Correlates of Restricted and Repetitive Behaviours: The Role and Anxiety and Intolerance of Uncertainty. Insights Directly from Young People with ASD

Friday, May 13, 2016: 11:30 AM-1:30 PM
Hall A (Baltimore Convention Center)
J. Rodgers1, E. Honey2 and C. Joyce3, (1)Newcastle University, Newcastle Upon Tyne, United Kingdom, (2)CNDS, Northumbria Tyne and Wear NHS Foundation Trust, Newcastle Upon Tyne, United Kingdom, (3)Newcastle University, Newcastle, United Kingdom
Background:  Restricted and Repetitive Behaviours (RRB) such as repetitive movements, routines, restricted interests, and resistance to change can interfere with the ability to learn new skills and take part in daily living. Despite their ubiquity in ASD, research into RRB is relatively neglected in comparison to other features of the disorder. In order to reduce the potential negative consequences of RRB, research is required which provides information about the motivators for and correlates of RRB to inform the development of effective and targeted interventions. Some research suggests a relationship between RRB and anxiety and intolerance of uncertainty (IU) in ASD. This research is based on parental report of these phenomena with no research investigating these relationships by gaining information directly from people with ASD.


This study aimed to further current understanding about the experience of RRB and how these behaviours may relate to uncertainty and anxiety in ASD by gaining information directly from young people with ASD and their parents.

Methods:  Nineteen families participated. Young people with ASD were aged between 13 and 20 (mean age 16 years 8 months). Young people with ASD and their parents completed the Repetitive Behaviour Questionnaire 2 (RBQ2), Spence Child Anxiety Scale (SCAS) and the Intolerance of Uncertainty Scale (IUS-12). Ten of the young people also took part in a novel semi-structured interview. The goal of the interview was to explore motivations for engagement in and cessation of a self-selected example of an RRB.


Significant correlations were found between both parent reported (r = .670, p = .002) and young person self-reported (r = .570, p = .042) RBB and anxiety. Parent reported young person intolerance of uncertainty and RBB were also significantly correlated (r = .560, p = .013). Thematic analysis of the interview data identified five themes (Insight into RRB, experience of RRB, motivating factors anxiety and uncertainty).

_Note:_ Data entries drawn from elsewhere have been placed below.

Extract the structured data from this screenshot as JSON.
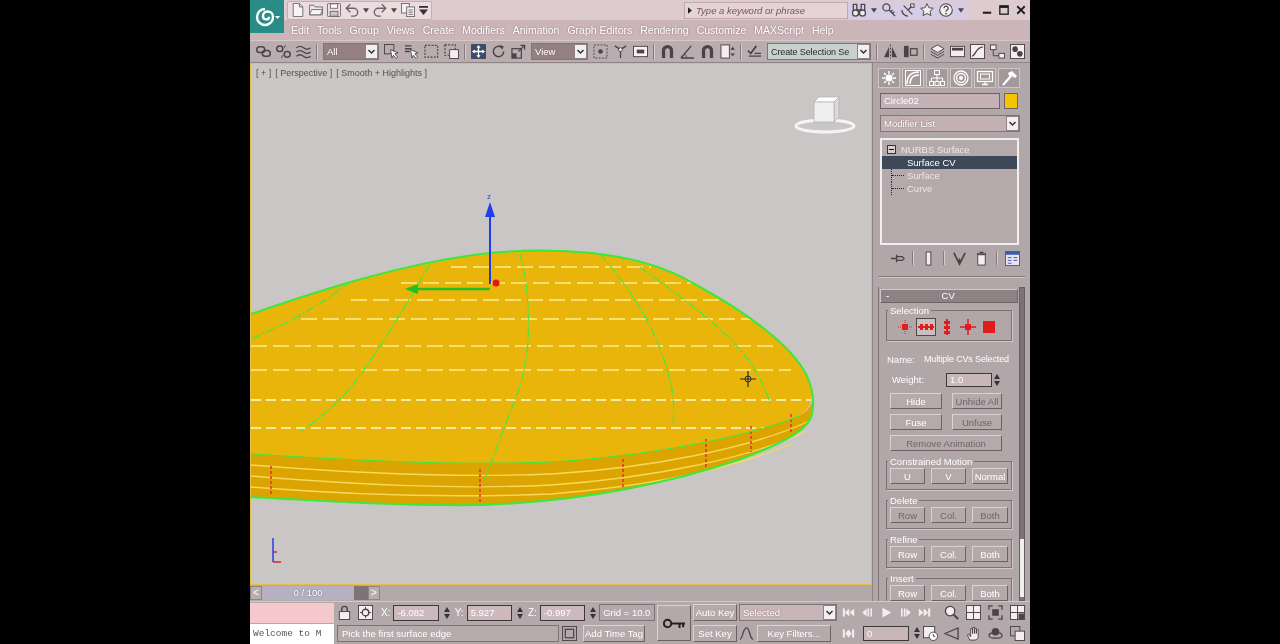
{
  "title_bar": {
    "search": {
      "placeholder": "Type a keyword or phrase"
    }
  },
  "menu": [
    "Edit",
    "Tools",
    "Group",
    "Views",
    "Create",
    "Modifiers",
    "Animation",
    "Graph Editors",
    "Rendering",
    "Customize",
    "MAXScript",
    "Help"
  ],
  "main_toolbar": {
    "selection_filter": "All",
    "transform_tools": [
      {
        "selected": true
      },
      {
        "selected": false
      },
      {
        "selected": false
      }
    ],
    "reference_coordinate": "View",
    "named_selection_set": "Create Selection Se"
  },
  "viewport": {
    "labels": [
      "[ + ]",
      "[ Perspective ]",
      "[ Smooth + Highlights ]"
    ],
    "active": true,
    "gizmo_label": "z"
  },
  "command_panel": {
    "object_name": "Circle02",
    "modifier_list": "Modifier List",
    "stack": [
      {
        "label": "NURBS Surface",
        "expanded": true,
        "selected": false,
        "children": [
          {
            "label": "Surface CV",
            "selected": true
          },
          {
            "label": "Surface",
            "selected": false
          },
          {
            "label": "Curve",
            "selected": false
          }
        ]
      }
    ],
    "rollout": {
      "toggle": "-",
      "title": "CV",
      "selection": {
        "title": "Selection",
        "levels": [
          {
            "selected": false
          },
          {
            "selected": true
          },
          {
            "selected": false
          },
          {
            "selected": false
          },
          {
            "selected": false
          }
        ]
      },
      "name_label": "Name:",
      "name_value": "Multiple CVs Selected",
      "weight": {
        "label": "Weight:",
        "value": "1.0"
      },
      "buttons": [
        {
          "label": "Hide",
          "disabled": false
        },
        {
          "label": "Unhide All",
          "disabled": true
        },
        {
          "label": "Fuse",
          "disabled": false
        },
        {
          "label": "Unfuse",
          "disabled": true
        },
        {
          "label": "Remove Animation",
          "disabled": true
        }
      ],
      "groups": [
        {
          "title": "Constrained Motion",
          "buttons": [
            {
              "label": "U",
              "disabled": false
            },
            {
              "label": "V",
              "disabled": false
            },
            {
              "label": "Normal",
              "disabled": false
            }
          ]
        },
        {
          "title": "Delete",
          "buttons": [
            {
              "label": "Row",
              "disabled": true
            },
            {
              "label": "Col.",
              "disabled": true
            },
            {
              "label": "Both",
              "disabled": true
            }
          ]
        },
        {
          "title": "Refine",
          "buttons": [
            {
              "label": "Row",
              "disabled": false
            },
            {
              "label": "Col.",
              "disabled": false
            },
            {
              "label": "Both",
              "disabled": false
            }
          ]
        },
        {
          "title": "Insert",
          "buttons": [
            {
              "label": "Row",
              "disabled": false
            },
            {
              "label": "Col.",
              "disabled": false
            },
            {
              "label": "Both",
              "disabled": false
            }
          ]
        }
      ]
    }
  },
  "time_slider": {
    "previous": "<",
    "position": "0 / 100",
    "next": ">",
    "level": 0
  },
  "status_bar": {
    "listener": "Welcome to M",
    "coordinates": [
      {
        "axis": "X:",
        "value": "-6.082"
      },
      {
        "axis": "Y:",
        "value": "5.927"
      },
      {
        "axis": "Z:",
        "value": "-0.997"
      }
    ],
    "grid": "Grid = 10.0",
    "prompt": "Pick the first surface edge",
    "add_time_tag": "Add Time Tag",
    "auto_key": "Auto Key",
    "set_key": "Set Key",
    "key_set": "Selected",
    "key_filters": "Key Filters...",
    "frame": "0"
  }
}
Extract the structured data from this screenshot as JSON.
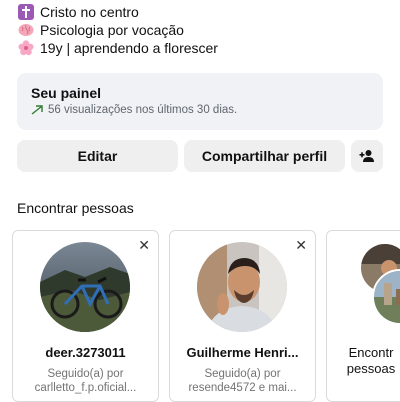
{
  "bio": {
    "lines": [
      {
        "icon": "latin-cross-icon",
        "text": "Cristo no centro"
      },
      {
        "icon": "brain-icon",
        "text": "Psicologia por vocação"
      },
      {
        "icon": "cherry-blossom-icon",
        "text": "19y | aprendendo a florescer"
      }
    ]
  },
  "panel": {
    "title": "Seu painel",
    "subtitle": "56 visualizações nos últimos 30 dias.",
    "trend_icon": "trending-up-icon",
    "accent": "#2e7d32"
  },
  "actions": {
    "edit_label": "Editar",
    "share_label": "Compartilhar perfil",
    "add_person_icon": "add-person-icon"
  },
  "discover": {
    "title": "Encontrar pessoas",
    "cards": [
      {
        "name": "deer.3273011",
        "line1": "Seguido(a) por",
        "line2": "carlletto_f.p.oficial..."
      },
      {
        "name": "Guilherme Henri...",
        "line1": "Seguido(a) por",
        "line2": "resende4572 e mai..."
      },
      {
        "name": "Encontr",
        "line1": "pessoas",
        "line2": ""
      }
    ]
  }
}
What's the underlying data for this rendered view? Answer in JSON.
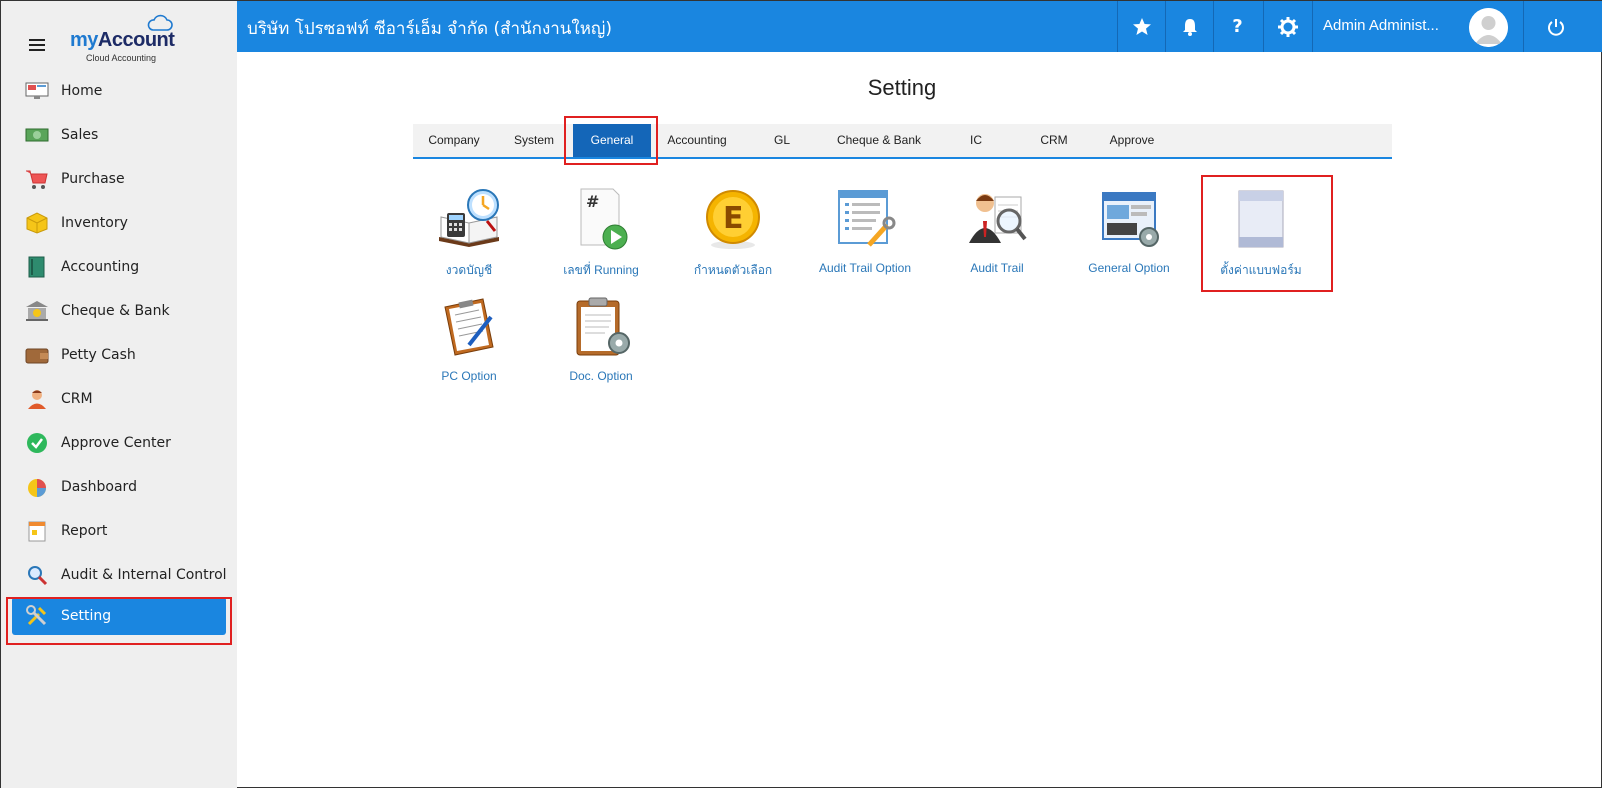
{
  "app": {
    "brand_my": "my",
    "brand_account": "Account",
    "brand_sub": "Cloud Accounting"
  },
  "header": {
    "company": "บริษัท โปรซอฟท์ ซีอาร์เอ็ม จำกัด (สำนักงานใหญ่)",
    "user": "Admin Administ...",
    "help_label": "?"
  },
  "sidebar": {
    "items": [
      {
        "label": "Home",
        "icon": "monitor-icon"
      },
      {
        "label": "Sales",
        "icon": "cash-icon"
      },
      {
        "label": "Purchase",
        "icon": "cart-icon"
      },
      {
        "label": "Inventory",
        "icon": "box-icon"
      },
      {
        "label": "Accounting",
        "icon": "book-icon"
      },
      {
        "label": "Cheque & Bank",
        "icon": "bank-icon"
      },
      {
        "label": "Petty Cash",
        "icon": "wallet-icon"
      },
      {
        "label": "CRM",
        "icon": "person-icon"
      },
      {
        "label": "Approve Center",
        "icon": "check-icon"
      },
      {
        "label": "Dashboard",
        "icon": "pie-chart-icon"
      },
      {
        "label": "Report",
        "icon": "report-icon"
      },
      {
        "label": "Audit & Internal Control",
        "icon": "magnifier-icon"
      },
      {
        "label": "Setting",
        "icon": "tools-icon"
      }
    ]
  },
  "main": {
    "title": "Setting",
    "tabs": [
      "Company",
      "System",
      "General",
      "Accounting",
      "GL",
      "Cheque & Bank",
      "IC",
      "CRM",
      "Approve"
    ],
    "active_tab": "General",
    "tiles": [
      {
        "label": "งวดบัญชี",
        "icon": "period-calendar-icon"
      },
      {
        "label": "เลขที่ Running",
        "icon": "running-number-icon"
      },
      {
        "label": "กำหนดตัวเลือก",
        "icon": "coin-e-icon"
      },
      {
        "label": "Audit Trail Option",
        "icon": "audit-trail-option-icon"
      },
      {
        "label": "Audit Trail",
        "icon": "audit-trail-icon"
      },
      {
        "label": "General Option",
        "icon": "general-option-icon"
      },
      {
        "label": "ตั้งค่าแบบฟอร์ม",
        "icon": "form-setting-icon"
      },
      {
        "label": "PC Option",
        "icon": "pc-option-icon"
      },
      {
        "label": "Doc. Option",
        "icon": "doc-option-icon"
      }
    ]
  },
  "colors": {
    "accent": "#1a86e0",
    "tab_active": "#1466b8",
    "highlight": "#e02020",
    "link": "#2a77b8"
  }
}
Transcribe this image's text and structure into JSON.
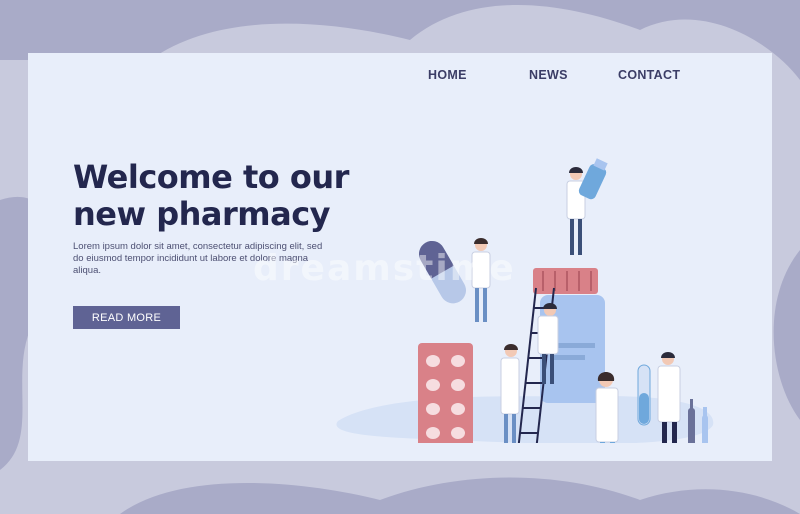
{
  "nav": {
    "home": "HOME",
    "news": "NEWS",
    "contact": "CONTACT"
  },
  "hero": {
    "title_line1": "Welcome to our",
    "title_line2": "new pharmacy",
    "description": "Lorem ipsum dolor sit amet, consectetur adipiscing elit, sed do eiusmod tempor incididunt ut labore et dolore magna aliqua.",
    "button_label": "READ MORE"
  },
  "watermark": "dreamstime",
  "colors": {
    "page_background": "#c8cadd",
    "card_background": "#e8eefa",
    "title": "#23274e",
    "button": "#5f6394",
    "pill_pack": "#d98188",
    "jar": "#a8c4ef"
  }
}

This study is the first to date to collect self-report information from young people with ASD about their RRB. This is important in two respects; firstly it provides evidence in support of existing findings that have previously only been evidenced through parent report and secondly it provides evidence that young people can self-report, providing support for such practices in ASD research. The results support and extend previous findings, demonstrating a significant positive relationship between parent reported RRB and anxiety. Further support is also provided for the centrality of the role of uncertainty to the relationship between anxiety and RRB in ASD.  This study has a number of implications for clinical practice, suggesting that consideration should be given the role of anxiety and IU in understanding RRB. Young people’s responses to the interview provide insight in to how clinicians can potentially engage young people in talking about their RRB.